[Work order]: Please give the count of lines below with the string "heading" in them, and no other words.

[Supplied records]:
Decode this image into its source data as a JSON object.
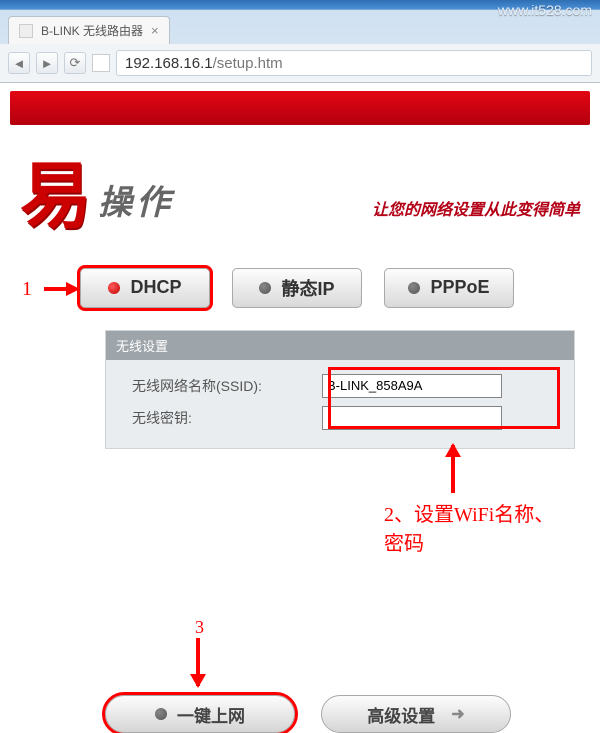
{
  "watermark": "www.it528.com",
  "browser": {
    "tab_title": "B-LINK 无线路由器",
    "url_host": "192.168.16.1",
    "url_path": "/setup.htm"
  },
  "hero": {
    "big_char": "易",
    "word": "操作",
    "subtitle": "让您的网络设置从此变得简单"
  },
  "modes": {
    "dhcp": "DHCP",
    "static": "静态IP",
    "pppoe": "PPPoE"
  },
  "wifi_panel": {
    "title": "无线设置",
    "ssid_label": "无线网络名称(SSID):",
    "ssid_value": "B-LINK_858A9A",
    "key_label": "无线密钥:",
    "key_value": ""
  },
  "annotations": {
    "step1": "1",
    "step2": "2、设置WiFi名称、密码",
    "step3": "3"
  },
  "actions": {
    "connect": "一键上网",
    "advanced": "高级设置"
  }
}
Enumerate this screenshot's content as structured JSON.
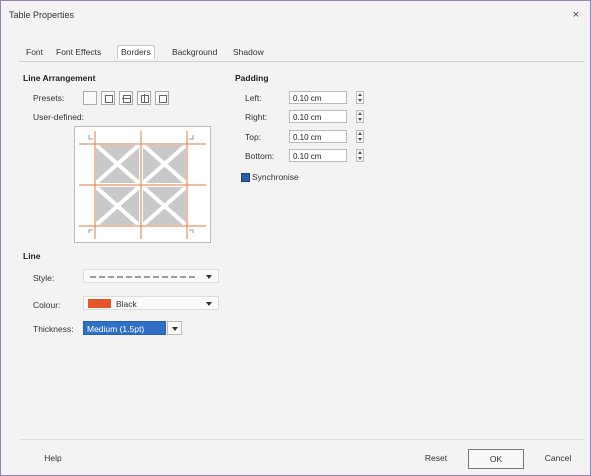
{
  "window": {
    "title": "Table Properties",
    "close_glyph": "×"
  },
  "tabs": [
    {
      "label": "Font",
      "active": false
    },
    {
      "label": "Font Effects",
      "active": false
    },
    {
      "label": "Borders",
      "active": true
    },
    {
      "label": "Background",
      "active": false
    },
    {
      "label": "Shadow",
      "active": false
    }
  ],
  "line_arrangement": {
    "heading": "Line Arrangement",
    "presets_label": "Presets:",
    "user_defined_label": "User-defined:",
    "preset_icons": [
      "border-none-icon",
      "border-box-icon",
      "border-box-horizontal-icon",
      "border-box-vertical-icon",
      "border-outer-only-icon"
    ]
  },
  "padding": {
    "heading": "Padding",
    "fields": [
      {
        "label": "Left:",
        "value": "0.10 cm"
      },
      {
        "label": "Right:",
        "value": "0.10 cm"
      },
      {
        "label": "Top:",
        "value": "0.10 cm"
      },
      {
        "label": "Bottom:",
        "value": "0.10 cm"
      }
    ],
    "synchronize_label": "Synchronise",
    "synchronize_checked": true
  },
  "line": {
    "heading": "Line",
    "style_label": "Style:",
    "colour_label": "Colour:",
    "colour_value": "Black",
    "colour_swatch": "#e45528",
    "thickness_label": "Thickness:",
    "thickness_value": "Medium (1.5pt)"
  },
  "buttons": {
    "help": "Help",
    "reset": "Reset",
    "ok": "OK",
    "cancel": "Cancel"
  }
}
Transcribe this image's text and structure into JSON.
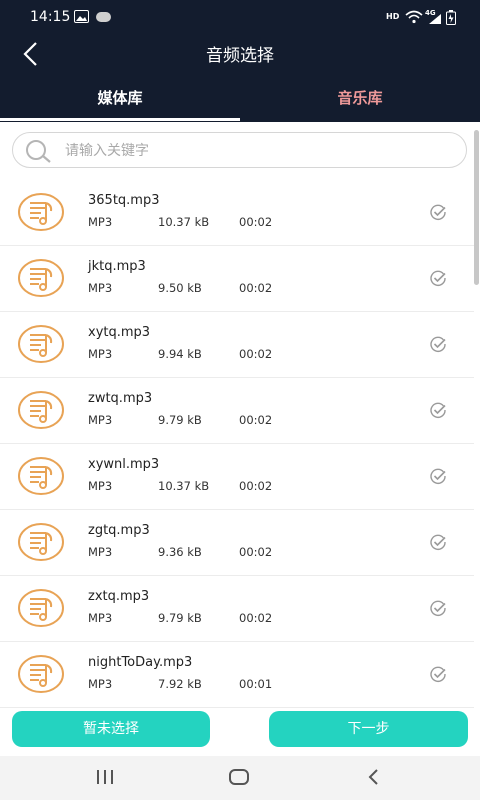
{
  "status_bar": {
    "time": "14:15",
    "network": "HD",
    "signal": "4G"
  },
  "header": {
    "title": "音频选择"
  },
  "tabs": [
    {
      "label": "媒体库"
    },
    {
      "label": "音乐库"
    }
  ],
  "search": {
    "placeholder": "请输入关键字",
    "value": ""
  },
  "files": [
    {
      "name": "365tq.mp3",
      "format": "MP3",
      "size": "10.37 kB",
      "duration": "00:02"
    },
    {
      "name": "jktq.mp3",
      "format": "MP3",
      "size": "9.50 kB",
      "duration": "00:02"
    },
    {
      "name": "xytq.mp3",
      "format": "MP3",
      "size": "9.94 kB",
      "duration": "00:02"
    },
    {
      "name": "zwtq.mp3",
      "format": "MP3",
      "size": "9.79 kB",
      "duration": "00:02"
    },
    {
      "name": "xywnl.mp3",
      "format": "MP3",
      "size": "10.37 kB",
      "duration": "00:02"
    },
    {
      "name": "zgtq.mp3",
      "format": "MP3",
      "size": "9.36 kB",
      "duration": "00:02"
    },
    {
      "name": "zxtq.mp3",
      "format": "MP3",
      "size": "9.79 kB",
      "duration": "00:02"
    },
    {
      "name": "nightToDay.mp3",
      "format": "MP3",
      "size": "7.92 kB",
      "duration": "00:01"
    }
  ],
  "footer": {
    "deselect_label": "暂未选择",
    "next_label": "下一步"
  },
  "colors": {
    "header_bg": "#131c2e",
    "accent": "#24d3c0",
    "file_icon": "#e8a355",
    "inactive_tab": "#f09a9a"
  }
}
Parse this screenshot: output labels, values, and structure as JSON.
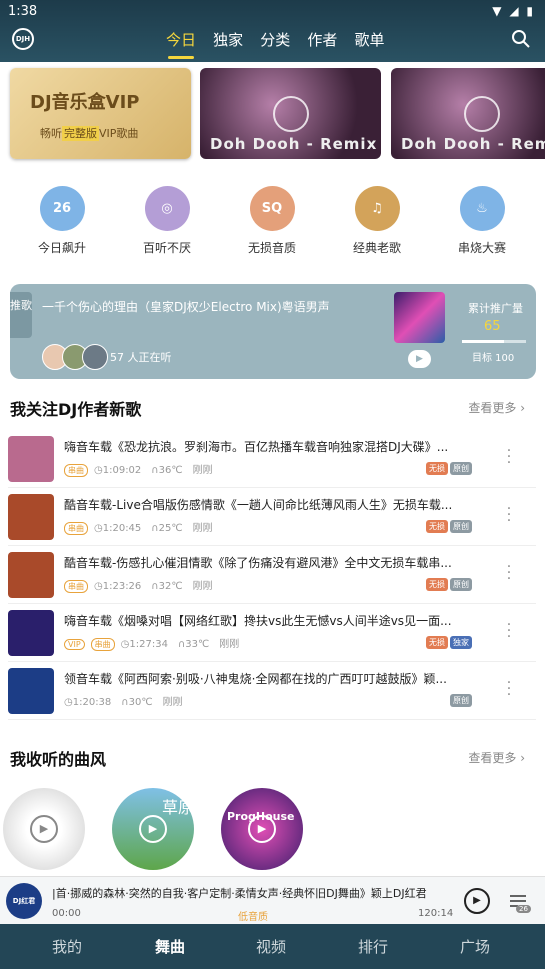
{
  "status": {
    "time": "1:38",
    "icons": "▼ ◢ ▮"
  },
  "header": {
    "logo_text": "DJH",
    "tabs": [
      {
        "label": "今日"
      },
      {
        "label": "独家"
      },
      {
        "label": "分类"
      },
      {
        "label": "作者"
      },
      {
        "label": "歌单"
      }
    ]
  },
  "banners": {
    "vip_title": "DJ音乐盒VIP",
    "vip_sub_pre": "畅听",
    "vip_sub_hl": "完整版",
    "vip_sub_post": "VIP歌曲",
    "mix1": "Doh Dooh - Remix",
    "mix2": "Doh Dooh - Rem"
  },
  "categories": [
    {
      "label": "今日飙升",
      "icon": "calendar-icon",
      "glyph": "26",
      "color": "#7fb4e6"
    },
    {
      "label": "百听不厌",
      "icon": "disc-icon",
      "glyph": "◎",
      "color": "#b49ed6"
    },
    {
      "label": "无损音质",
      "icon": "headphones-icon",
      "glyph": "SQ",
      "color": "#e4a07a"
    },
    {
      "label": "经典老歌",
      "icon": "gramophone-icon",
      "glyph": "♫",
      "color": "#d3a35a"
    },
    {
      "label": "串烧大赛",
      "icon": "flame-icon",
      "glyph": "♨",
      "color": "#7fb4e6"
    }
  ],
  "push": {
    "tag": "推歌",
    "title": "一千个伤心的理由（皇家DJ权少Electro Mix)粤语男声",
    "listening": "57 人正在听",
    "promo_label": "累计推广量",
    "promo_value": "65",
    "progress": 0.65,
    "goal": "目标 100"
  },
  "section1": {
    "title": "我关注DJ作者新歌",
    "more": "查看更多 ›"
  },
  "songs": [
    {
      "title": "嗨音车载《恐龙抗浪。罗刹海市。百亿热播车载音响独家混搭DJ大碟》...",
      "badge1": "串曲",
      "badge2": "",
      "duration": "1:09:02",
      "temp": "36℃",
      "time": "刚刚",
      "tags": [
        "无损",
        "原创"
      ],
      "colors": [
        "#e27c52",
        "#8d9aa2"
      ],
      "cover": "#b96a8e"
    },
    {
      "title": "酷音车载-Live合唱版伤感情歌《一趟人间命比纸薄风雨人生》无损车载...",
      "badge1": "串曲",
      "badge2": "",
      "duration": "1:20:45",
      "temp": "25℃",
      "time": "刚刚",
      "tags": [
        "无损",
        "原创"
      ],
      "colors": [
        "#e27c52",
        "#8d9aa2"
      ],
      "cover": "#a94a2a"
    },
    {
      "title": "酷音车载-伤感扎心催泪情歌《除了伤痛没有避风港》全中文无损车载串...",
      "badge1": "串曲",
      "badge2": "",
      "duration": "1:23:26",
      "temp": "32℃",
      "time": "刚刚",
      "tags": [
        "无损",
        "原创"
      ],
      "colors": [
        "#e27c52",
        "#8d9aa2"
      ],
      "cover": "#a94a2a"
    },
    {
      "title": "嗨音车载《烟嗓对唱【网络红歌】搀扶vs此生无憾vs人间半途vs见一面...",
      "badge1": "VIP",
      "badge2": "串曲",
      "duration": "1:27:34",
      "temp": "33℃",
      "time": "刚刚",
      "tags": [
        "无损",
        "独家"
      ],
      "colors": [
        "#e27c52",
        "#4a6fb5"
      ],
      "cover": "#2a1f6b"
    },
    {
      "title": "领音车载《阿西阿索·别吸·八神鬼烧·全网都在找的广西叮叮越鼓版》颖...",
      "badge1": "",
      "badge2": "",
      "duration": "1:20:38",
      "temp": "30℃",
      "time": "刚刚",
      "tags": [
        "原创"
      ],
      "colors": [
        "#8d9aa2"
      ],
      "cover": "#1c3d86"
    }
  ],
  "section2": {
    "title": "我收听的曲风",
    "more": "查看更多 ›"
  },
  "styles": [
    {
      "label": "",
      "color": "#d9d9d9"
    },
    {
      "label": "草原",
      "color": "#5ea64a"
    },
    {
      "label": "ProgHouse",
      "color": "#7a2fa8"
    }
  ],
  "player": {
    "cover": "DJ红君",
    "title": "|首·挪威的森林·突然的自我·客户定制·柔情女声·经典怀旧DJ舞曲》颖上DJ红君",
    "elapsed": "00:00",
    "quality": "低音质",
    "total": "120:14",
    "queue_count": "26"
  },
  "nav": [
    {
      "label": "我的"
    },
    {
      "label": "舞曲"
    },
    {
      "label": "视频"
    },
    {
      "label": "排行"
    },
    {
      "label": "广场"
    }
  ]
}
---
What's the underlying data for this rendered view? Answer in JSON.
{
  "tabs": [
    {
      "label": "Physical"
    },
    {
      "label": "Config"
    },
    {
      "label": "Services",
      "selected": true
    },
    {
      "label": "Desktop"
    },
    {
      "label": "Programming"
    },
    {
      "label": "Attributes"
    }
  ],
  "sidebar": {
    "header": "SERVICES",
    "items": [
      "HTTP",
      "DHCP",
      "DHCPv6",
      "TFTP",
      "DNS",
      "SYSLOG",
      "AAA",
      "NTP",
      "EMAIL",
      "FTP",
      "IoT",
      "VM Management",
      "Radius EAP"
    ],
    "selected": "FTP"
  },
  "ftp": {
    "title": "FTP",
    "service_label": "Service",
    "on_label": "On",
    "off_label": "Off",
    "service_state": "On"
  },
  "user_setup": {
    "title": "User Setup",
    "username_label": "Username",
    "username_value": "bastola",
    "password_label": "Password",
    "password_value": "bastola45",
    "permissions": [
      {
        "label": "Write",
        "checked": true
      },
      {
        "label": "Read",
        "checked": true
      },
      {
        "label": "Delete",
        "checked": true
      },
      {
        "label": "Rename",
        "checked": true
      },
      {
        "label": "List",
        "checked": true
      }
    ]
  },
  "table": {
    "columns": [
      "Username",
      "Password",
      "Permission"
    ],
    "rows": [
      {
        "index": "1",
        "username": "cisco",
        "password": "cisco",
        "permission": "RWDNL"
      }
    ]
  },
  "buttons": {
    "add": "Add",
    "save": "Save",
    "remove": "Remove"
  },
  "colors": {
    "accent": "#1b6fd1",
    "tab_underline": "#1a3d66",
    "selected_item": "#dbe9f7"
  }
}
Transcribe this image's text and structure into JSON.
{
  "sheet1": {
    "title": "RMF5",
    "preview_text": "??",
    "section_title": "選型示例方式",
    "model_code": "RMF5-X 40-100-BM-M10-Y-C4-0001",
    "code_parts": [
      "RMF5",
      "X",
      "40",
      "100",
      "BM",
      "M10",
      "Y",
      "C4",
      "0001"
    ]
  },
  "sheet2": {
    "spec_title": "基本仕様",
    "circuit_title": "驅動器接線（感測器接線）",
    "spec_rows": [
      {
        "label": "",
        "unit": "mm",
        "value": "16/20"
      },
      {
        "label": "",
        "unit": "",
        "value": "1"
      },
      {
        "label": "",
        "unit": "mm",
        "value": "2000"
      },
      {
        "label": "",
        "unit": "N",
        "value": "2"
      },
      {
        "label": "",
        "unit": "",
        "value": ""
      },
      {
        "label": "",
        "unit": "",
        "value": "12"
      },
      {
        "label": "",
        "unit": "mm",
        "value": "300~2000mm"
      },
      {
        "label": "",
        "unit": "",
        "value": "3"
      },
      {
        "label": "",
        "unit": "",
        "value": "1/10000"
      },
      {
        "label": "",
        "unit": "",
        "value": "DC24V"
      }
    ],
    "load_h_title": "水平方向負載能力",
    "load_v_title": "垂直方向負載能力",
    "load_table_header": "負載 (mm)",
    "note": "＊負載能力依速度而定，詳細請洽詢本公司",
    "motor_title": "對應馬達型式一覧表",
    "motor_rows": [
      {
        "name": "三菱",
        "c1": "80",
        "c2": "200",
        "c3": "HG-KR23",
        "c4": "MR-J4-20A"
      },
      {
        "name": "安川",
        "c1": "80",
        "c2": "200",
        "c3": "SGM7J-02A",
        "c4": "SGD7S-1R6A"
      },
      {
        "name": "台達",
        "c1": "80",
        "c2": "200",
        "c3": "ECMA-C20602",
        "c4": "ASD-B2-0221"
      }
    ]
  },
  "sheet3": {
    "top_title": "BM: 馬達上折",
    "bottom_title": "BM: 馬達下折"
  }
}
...
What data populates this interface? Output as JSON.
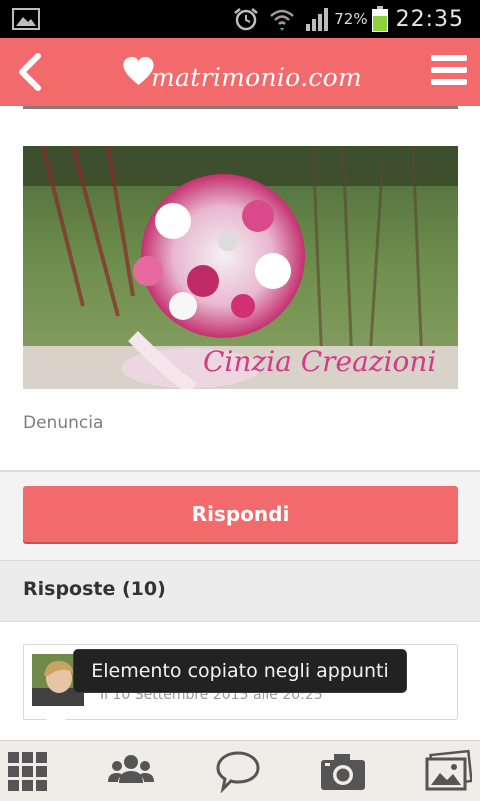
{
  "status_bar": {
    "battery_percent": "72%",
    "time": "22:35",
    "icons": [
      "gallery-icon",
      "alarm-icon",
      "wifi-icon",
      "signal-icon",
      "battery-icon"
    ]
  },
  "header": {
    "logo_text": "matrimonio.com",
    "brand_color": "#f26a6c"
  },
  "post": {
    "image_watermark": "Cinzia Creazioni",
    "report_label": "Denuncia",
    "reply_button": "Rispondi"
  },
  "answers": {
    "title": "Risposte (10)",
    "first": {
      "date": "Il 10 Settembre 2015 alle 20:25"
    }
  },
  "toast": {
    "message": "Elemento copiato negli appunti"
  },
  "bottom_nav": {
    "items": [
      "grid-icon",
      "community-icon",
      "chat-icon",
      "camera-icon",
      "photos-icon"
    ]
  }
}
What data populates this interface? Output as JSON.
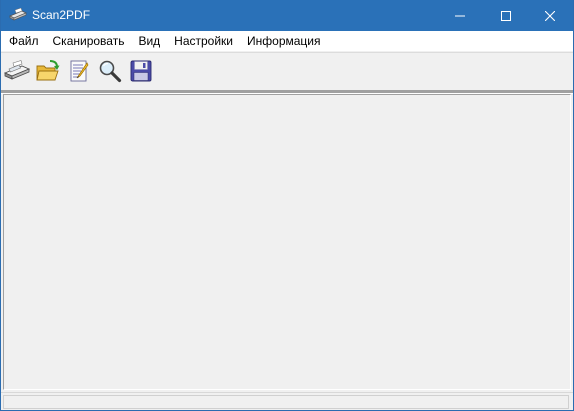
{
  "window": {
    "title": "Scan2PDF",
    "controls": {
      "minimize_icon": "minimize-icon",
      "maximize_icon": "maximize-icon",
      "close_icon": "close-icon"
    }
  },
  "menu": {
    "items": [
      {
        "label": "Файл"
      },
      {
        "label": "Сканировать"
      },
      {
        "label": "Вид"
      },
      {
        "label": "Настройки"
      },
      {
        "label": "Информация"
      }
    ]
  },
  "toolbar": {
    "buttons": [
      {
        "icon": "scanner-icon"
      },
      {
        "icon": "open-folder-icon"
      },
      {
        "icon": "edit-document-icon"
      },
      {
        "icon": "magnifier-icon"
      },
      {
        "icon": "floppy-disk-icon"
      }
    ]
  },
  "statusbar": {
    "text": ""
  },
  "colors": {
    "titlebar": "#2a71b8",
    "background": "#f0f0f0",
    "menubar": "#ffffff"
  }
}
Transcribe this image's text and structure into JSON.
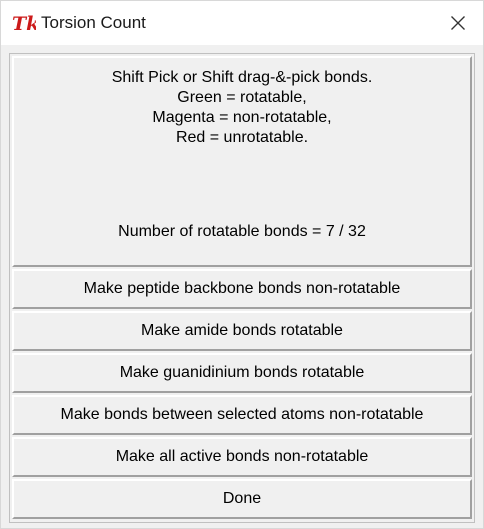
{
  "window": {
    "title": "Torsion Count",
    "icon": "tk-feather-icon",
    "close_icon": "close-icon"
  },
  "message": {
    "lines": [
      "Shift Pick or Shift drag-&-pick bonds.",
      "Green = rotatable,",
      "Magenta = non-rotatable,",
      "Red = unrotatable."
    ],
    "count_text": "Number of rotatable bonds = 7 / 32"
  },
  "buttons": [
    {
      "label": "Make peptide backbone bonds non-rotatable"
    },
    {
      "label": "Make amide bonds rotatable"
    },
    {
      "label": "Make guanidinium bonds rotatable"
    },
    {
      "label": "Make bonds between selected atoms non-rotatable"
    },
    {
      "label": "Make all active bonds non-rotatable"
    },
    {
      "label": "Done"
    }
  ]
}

[Result of the exercise]: 3